Patient, Photographer, World Traveler
My Parkinson’s diagnosis felt unreal–like a disconcerting dream. In hindsight, I realize I’d had hints that something was wrong, but when I was actually diagnosed, it came as a surprise.
My first indication was undoubtedly the complete loss of my sense of smell. “Okay,” I thought. “I can live with that, though I will certainly miss the scent of plumeria blossoms the next time I exit the airline terminal in Hawaii.”
I have always enjoyed biking and I suppose I assumed I could always hop on a bike and pedal wherever I wanted. But then I started noticing a lack of balance, and even crashed a couple of times in the midst of an easy turn. We are a dedicated ski family and this, too, changed for me. It wasn’t until I was forty that I learned to ski, and I was making progress, though I never came close to the skill level of my family. However, suddenly, it seemed my skills were deteriorating instead of improving. My left foot just couldn’t be relied upon to negotiate the turns. I began to panic because I didn’t know what was happening and the unknown is what terrified me. My life was slowly changing, and I could no longer do all the things I’d once done with ease.
After experiencing a lack of balance and coordination, I began to have tremors on my left side, and I saw my personal physician to discuss my concerns. He immediately suggested Parkinson’s as a possibility and referred me to a neurologist. The neurologist explained my diagnosis and put me on a regimen of meds. This calmed my tremors, and understanding what was happening helped calm my mind.
My choice of activities has changed because of Parkinson’s, but the real core of my existence, the relationship with my family, remains solid. We’ve always loved traveling and have continued to do so.
In January, 2016 we traveled to Tanzania, Africa on safari, and I was able to bring the Serengeti home via my Nikon. Photography has been a favorite activity since my teen years. Accompanying us on the journey was another couple also dealing with Parkinson’s, and although the flight over and back was challenging, we all agreed it was well worth the discomfort. Most recently I went to Ireland on a mother/daughter expedition. We visited Blarney Castle but did not climb the winding castle staircase to kiss the Blarney Stone. That omission we may someday regret. In 2015, my husband retired from 40 years of dentistry, and with our new time together, we search out activities and new experiences and remain close with our five children and their families.

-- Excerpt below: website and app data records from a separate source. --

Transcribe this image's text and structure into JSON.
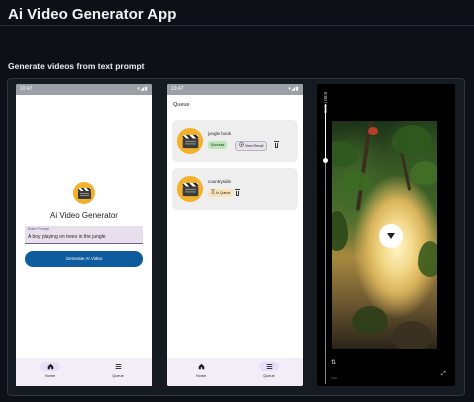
{
  "app": {
    "title": "Ai Video Generator App"
  },
  "section": {
    "subtitle": "Generate videos from text prompt"
  },
  "generator_screen": {
    "status_time": "10:47",
    "status_icons": "▾◢▮",
    "heading": "Ai Video Generator",
    "prompt_label": "Enter Prompt",
    "prompt_value": "A boy playing on trees in the jungle",
    "generate_button": "Generate AI Video",
    "nav": [
      {
        "label": "Home",
        "icon": "home-icon",
        "active": true
      },
      {
        "label": "Queue",
        "icon": "list-icon",
        "active": false
      }
    ]
  },
  "queue_screen": {
    "status_time": "10:47",
    "status_icons": "▾◢▮",
    "title": "Queue",
    "items": [
      {
        "name": "jungle book",
        "status": "Success",
        "action": "View Result"
      },
      {
        "name": "countryside",
        "status": "In Queue"
      }
    ],
    "nav": [
      {
        "label": "Home",
        "icon": "home-icon",
        "active": false
      },
      {
        "label": "Queue",
        "icon": "list-icon",
        "active": true
      }
    ]
  },
  "video_player": {
    "time": "0:00 / 0:05",
    "state": "paused",
    "progress": 0.2
  }
}
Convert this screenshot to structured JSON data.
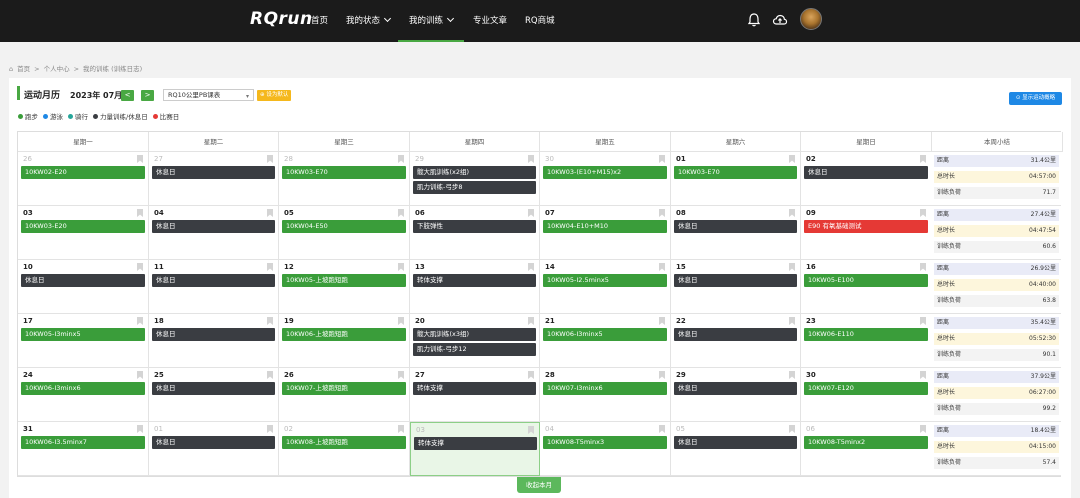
{
  "nav": {
    "logo": "RQrun",
    "items": [
      {
        "label": "首页",
        "has_dropdown": false
      },
      {
        "label": "我的状态",
        "has_dropdown": true
      },
      {
        "label": "我的训练",
        "has_dropdown": true,
        "active": true
      },
      {
        "label": "专业文章",
        "has_dropdown": false
      },
      {
        "label": "RQ商城",
        "has_dropdown": false
      }
    ],
    "icons": [
      "bell-icon",
      "cloud-upload-icon",
      "avatar"
    ]
  },
  "breadcrumb": [
    "首页",
    ">",
    "个人中心",
    ">",
    "我的训练 (训练日志)"
  ],
  "calendar": {
    "title": "运动月历",
    "month": "2023年 07月",
    "prev": "<",
    "next": ">",
    "plan": "RQ10公里PB课表",
    "set_default": "设为默认",
    "show_button": "显示运动概略",
    "legend": [
      {
        "label": "跑步",
        "color": "#3a9d3a"
      },
      {
        "label": "游泳",
        "color": "#1e88e5"
      },
      {
        "label": "骑行",
        "color": "#26a69a"
      },
      {
        "label": "力量训练/休息日",
        "color": "#3a3d42"
      },
      {
        "label": "比赛日",
        "color": "#e53935"
      }
    ],
    "weekdays": [
      "星期一",
      "星期二",
      "星期三",
      "星期四",
      "星期五",
      "星期六",
      "星期日",
      "本周小结"
    ],
    "weeks": [
      {
        "days": [
          {
            "num": "26",
            "dim": true,
            "events": [
              {
                "label": "10KW02-E20",
                "type": "green"
              }
            ]
          },
          {
            "num": "27",
            "dim": true,
            "events": [
              {
                "label": "休息日",
                "type": "dark"
              }
            ]
          },
          {
            "num": "28",
            "dim": true,
            "events": [
              {
                "label": "10KW03-E70",
                "type": "green"
              }
            ]
          },
          {
            "num": "29",
            "dim": true,
            "events": [
              {
                "label": "髋大肌训练(x2组)",
                "type": "dark"
              },
              {
                "label": "肌力训练-弓步8",
                "type": "dark"
              }
            ]
          },
          {
            "num": "30",
            "dim": true,
            "events": [
              {
                "label": "10KW03-(E10+M15)x2",
                "type": "green"
              }
            ]
          },
          {
            "num": "01",
            "dim": false,
            "events": [
              {
                "label": "10KW03-E70",
                "type": "green"
              }
            ]
          },
          {
            "num": "02",
            "dim": false,
            "events": [
              {
                "label": "休息日",
                "type": "dark"
              }
            ]
          }
        ],
        "summary": {
          "distance_label": "距离",
          "distance": "31.4公里",
          "time_label": "总时长",
          "time": "04:57:00",
          "load_label": "训练负荷",
          "load": "71.7"
        }
      },
      {
        "days": [
          {
            "num": "03",
            "dim": false,
            "events": [
              {
                "label": "10KW03-E20",
                "type": "green"
              }
            ]
          },
          {
            "num": "04",
            "dim": false,
            "events": [
              {
                "label": "休息日",
                "type": "dark"
              }
            ]
          },
          {
            "num": "05",
            "dim": false,
            "events": [
              {
                "label": "10KW04-E50",
                "type": "green"
              }
            ]
          },
          {
            "num": "06",
            "dim": false,
            "events": [
              {
                "label": "下肢弹性",
                "type": "dark"
              }
            ]
          },
          {
            "num": "07",
            "dim": false,
            "events": [
              {
                "label": "10KW04-E10+M10",
                "type": "green"
              }
            ]
          },
          {
            "num": "08",
            "dim": false,
            "events": [
              {
                "label": "休息日",
                "type": "dark"
              }
            ]
          },
          {
            "num": "09",
            "dim": false,
            "events": [
              {
                "label": "E90 有氧基础测试",
                "type": "red"
              }
            ]
          }
        ],
        "summary": {
          "distance_label": "距离",
          "distance": "27.4公里",
          "time_label": "总时长",
          "time": "04:47:54",
          "load_label": "训练负荷",
          "load": "60.6"
        }
      },
      {
        "days": [
          {
            "num": "10",
            "dim": false,
            "events": [
              {
                "label": "休息日",
                "type": "dark"
              }
            ]
          },
          {
            "num": "11",
            "dim": false,
            "events": [
              {
                "label": "休息日",
                "type": "dark"
              }
            ]
          },
          {
            "num": "12",
            "dim": false,
            "events": [
              {
                "label": "10KW05-上坡跑短跑",
                "type": "green"
              }
            ]
          },
          {
            "num": "13",
            "dim": false,
            "events": [
              {
                "label": "转体支撑",
                "type": "dark"
              }
            ]
          },
          {
            "num": "14",
            "dim": false,
            "events": [
              {
                "label": "10KW05-I2.5minx5",
                "type": "green"
              }
            ]
          },
          {
            "num": "15",
            "dim": false,
            "events": [
              {
                "label": "休息日",
                "type": "dark"
              }
            ]
          },
          {
            "num": "16",
            "dim": false,
            "events": [
              {
                "label": "10KW05-E100",
                "type": "green"
              }
            ]
          }
        ],
        "summary": {
          "distance_label": "距离",
          "distance": "26.9公里",
          "time_label": "总时长",
          "time": "04:40:00",
          "load_label": "训练负荷",
          "load": "63.8"
        }
      },
      {
        "days": [
          {
            "num": "17",
            "dim": false,
            "events": [
              {
                "label": "10KW05-I3minx5",
                "type": "green"
              }
            ]
          },
          {
            "num": "18",
            "dim": false,
            "events": [
              {
                "label": "休息日",
                "type": "dark"
              }
            ]
          },
          {
            "num": "19",
            "dim": false,
            "events": [
              {
                "label": "10KW06-上坡跑短跑",
                "type": "green"
              }
            ]
          },
          {
            "num": "20",
            "dim": false,
            "events": [
              {
                "label": "髋大肌训练(x3组)",
                "type": "dark"
              },
              {
                "label": "肌力训练-弓步12",
                "type": "dark"
              }
            ]
          },
          {
            "num": "21",
            "dim": false,
            "events": [
              {
                "label": "10KW06-I3minx5",
                "type": "green"
              }
            ]
          },
          {
            "num": "22",
            "dim": false,
            "events": [
              {
                "label": "休息日",
                "type": "dark"
              }
            ]
          },
          {
            "num": "23",
            "dim": false,
            "events": [
              {
                "label": "10KW06-E110",
                "type": "green"
              }
            ]
          }
        ],
        "summary": {
          "distance_label": "距离",
          "distance": "35.4公里",
          "time_label": "总时长",
          "time": "05:52:30",
          "load_label": "训练负荷",
          "load": "90.1"
        }
      },
      {
        "days": [
          {
            "num": "24",
            "dim": false,
            "events": [
              {
                "label": "10KW06-I3minx6",
                "type": "green"
              }
            ]
          },
          {
            "num": "25",
            "dim": false,
            "events": [
              {
                "label": "休息日",
                "type": "dark"
              }
            ]
          },
          {
            "num": "26",
            "dim": false,
            "events": [
              {
                "label": "10KW07-上坡跑短跑",
                "type": "green"
              }
            ]
          },
          {
            "num": "27",
            "dim": false,
            "events": [
              {
                "label": "转体支撑",
                "type": "dark"
              }
            ]
          },
          {
            "num": "28",
            "dim": false,
            "events": [
              {
                "label": "10KW07-I3minx6",
                "type": "green"
              }
            ]
          },
          {
            "num": "29",
            "dim": false,
            "events": [
              {
                "label": "休息日",
                "type": "dark"
              }
            ]
          },
          {
            "num": "30",
            "dim": false,
            "events": [
              {
                "label": "10KW07-E120",
                "type": "green"
              }
            ]
          }
        ],
        "summary": {
          "distance_label": "距离",
          "distance": "37.9公里",
          "time_label": "总时长",
          "time": "06:27:00",
          "load_label": "训练负荷",
          "load": "99.2"
        }
      },
      {
        "days": [
          {
            "num": "31",
            "dim": false,
            "events": [
              {
                "label": "10KW06-I3.5minx7",
                "type": "green"
              }
            ]
          },
          {
            "num": "01",
            "dim": true,
            "events": [
              {
                "label": "休息日",
                "type": "dark"
              }
            ]
          },
          {
            "num": "02",
            "dim": true,
            "events": [
              {
                "label": "10KW08-上坡跑短跑",
                "type": "green"
              }
            ]
          },
          {
            "num": "03",
            "dim": true,
            "today": true,
            "events": [
              {
                "label": "转体支撑",
                "type": "dark"
              }
            ]
          },
          {
            "num": "04",
            "dim": true,
            "events": [
              {
                "label": "10KW08-T5minx3",
                "type": "green"
              }
            ]
          },
          {
            "num": "05",
            "dim": true,
            "events": [
              {
                "label": "休息日",
                "type": "dark"
              }
            ]
          },
          {
            "num": "06",
            "dim": true,
            "events": [
              {
                "label": "10KW08-T5minx2",
                "type": "green"
              }
            ]
          }
        ],
        "summary": {
          "distance_label": "距离",
          "distance": "18.4公里",
          "time_label": "总时长",
          "time": "04:15:00",
          "load_label": "训练负荷",
          "load": "57.4"
        }
      }
    ],
    "collapse": "收起本月"
  }
}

Once I knew what I was dealing with, I decided I would not be hindered by Parkinson’s. I’m perfectly content to accompany my husband on ski trips, but now I will take along snowshoes (maybe) and a good book (for sure!). I enjoy my life and push my limits. Life’s too precious not to savor each day.
Faye Olsen, Age 73, USA
Living with Parkinson’s